Harriet Scharnberg, German historian and Ph.D. student at the Institute of History of the Martin Luther University of Halle-Wittenberg made waves yesterday with the release, in the journal Studies in Contemporary History, of her paper, Das A und P der Propaganda: Associated Press und die nationalsozialistische Bildpublizistik.
The paper finds that, prior to the expulsion of all foreign media in 1941, the AP collaborated with Nazi Germany; signing the Schriftleitergesetz (editor’s law) which forbid the employment of “non-Aryans” and effectively ceded editorial control to the German propaganda ministry.
These are claims which the AP vehemently denies:
AP rejects the suggestion that it collaborated with the Nazi regime at any time. Rather, the AP was subjected to pressure from the Nazi regime from the period of Hitler’s coming to power in 1933 until the AP’s expulsion from Germany in 1941. AP staff resisted the pressure while doing its best to gather accurate, vital and objective news for the world in a dark and dangerous time.

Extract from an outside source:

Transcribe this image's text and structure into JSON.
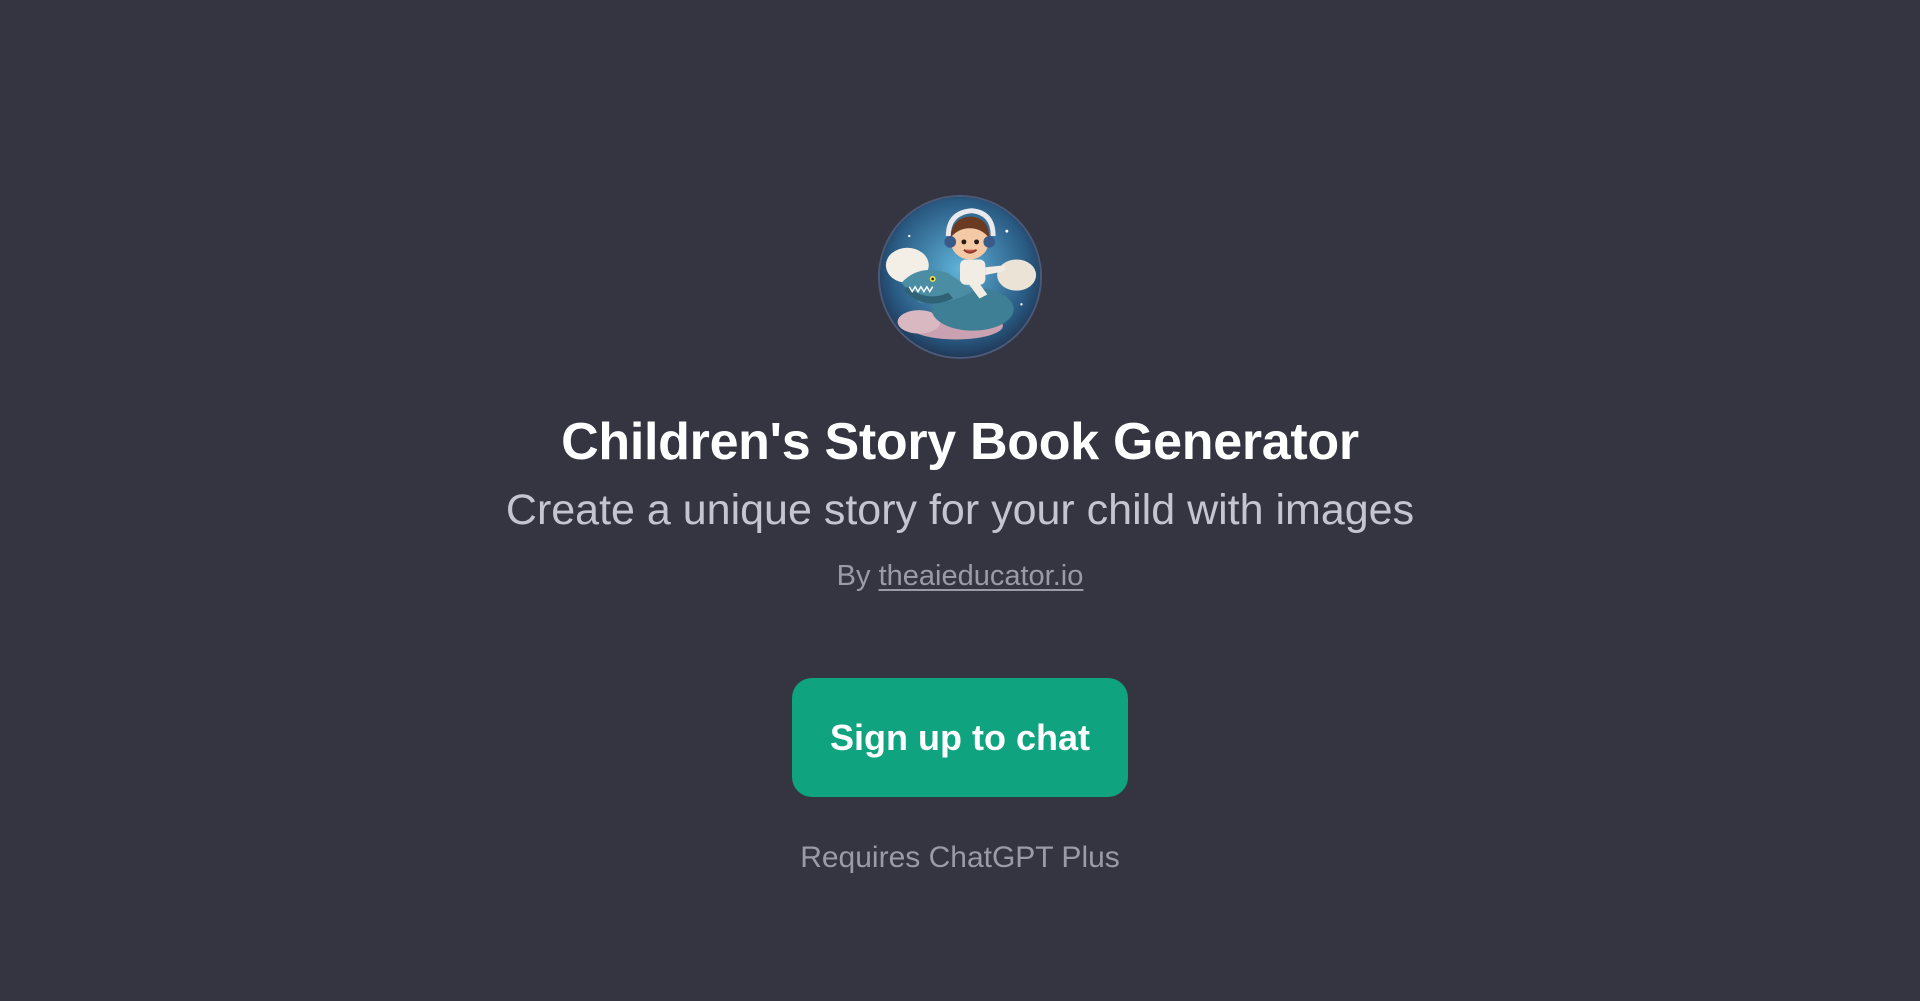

AP news reporting in the 1930s helped to warn the world of the Nazi menace. AP’s Berlin bureau chief, Louis P. Lochner, won the 1939 Pulitzer Prize for his dispatches from Berlin about the Nazi regime. Earlier, Lochner also resisted anti-Semitic pressure to fire AP’s Jewish employees and when that failed he arranged for them to become employed by AP outside of Germany, likely saving their lives.
Lochner himself was interned in Germany for five months after the United States entered the war and was later released in a prisoner exchange.
Regardless which finding present a more accurate historical truth, I find this controversy quite fascinating.
According to the Guardian, the AP was the only was the only western news agency able to stay open in Hitler’s Germany, while other outlets were kicked out for refusal to comply with Nazi regulations.
This exclusivity lends credence to the claim they the news agency did, in some way, collaborate – since it seems improbably that the Nazis would have allowed them to continue without some measure of compliance. It also suggests a shameful reason for this compliance: choosing to stay, even under disagreeable terms, was a smart business decision.
But it also highlights the interesting challenge faced by foreign correspondents covering repressive regimes.
For German news media, it was a zero-sum game: either comply with the Schriftleitergesetz or face charges of treason – a charge that would likely have serious repercussions for one’s family as well.
The AP, from what I can tell, seems to have skirted some middle ground.
By their account, the AP did work with a “photo agency subsidiary of AP Britain” which, in 1935 “became subject to the Nazi press-control law but continued to gather photo images inside Germany and later inside countries occupied by Germany.”
While images from this subsidiary were supplied to U.S. newspapers, “those that came from Nazi government, government-controlled or government–censored sources were labeled as such in their captions or photo credits sent to U.S. members and other customers of the AP, who used their own editorial judgment about whether to publish the images.”
The line between collaboration and providing critical information seems awfully fuzzy here.
Critics would claim that the AP was simply looking out for it’s own bottom-line, sacrificing editorial integrity for an economic advantage. The AP, however, seems to argue that it was a difficult time and they did what they had to do to provide the best coverage they could – they did not collaborate, but they played by the rules just enough to maintain the accesses needed to share an important story with the world.